- Math - Put the math solutions on the bingo cards, and read out the problems or post them on the board. Have students figure out the answers before they claim their bingo squares.
- Vocabulary - Almost every subject area could use this technique. Place the vocabulary words in your bingo cards, and read the definitions aloud to the class. To claim their bingo win, have students name each of their words and the definitions.
- Site words - For younger students working on their literacy skills, integrate pictures of site words into the game. Enter the text into the bingo cards, and hold up photos in front of the class for students to identify.
Would your students enjoy a review game using custom bingo cards? What other ways do you like to quiz your students on information? Tell me about it in a comment on this article.
For more back-to-school tools and tips for success in the upcoming school year, check out these on-demand training videos from SimpleK12:
Surviving the 1st Month of School! 10 Tips & Resources. Discover tips and suggestions designed to improve relationships with learners and their parents right from the start. C

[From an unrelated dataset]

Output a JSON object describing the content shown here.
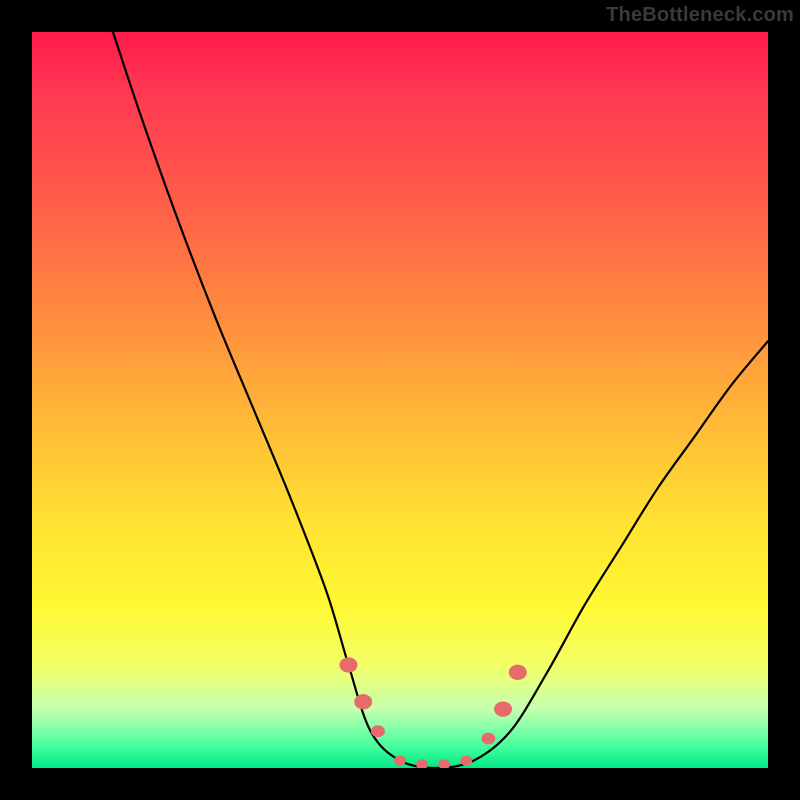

Making the First Day of School Memorable. Too often the first day of school is a blur of syllabi and instructions leaving students dazed and confused. Instead, use that first day of class to inspire, inform, and engage your students!
Flipping Your Back-to-School Night. Flip your Back-to-School Night and maximize your face-to-face time with parents. Not only can you front-load the evening with the nuts and bolts of the class, but you can also provide parents who are unable to attend with important information they’ll need to more effectively support their students.
What back-to-school tools are you most excited to try with your students? Share your thoughts in a comment on this article.
Kimber Thompson is a Lead Moderator for SimpleK12 webinars and a Contributing Editor for SimpleK12.com. She writes frequently about education topics, and is passionate about tools and techniques that inspire young learners. You may reach her with ideas and comments at firstname.lastname@example.org.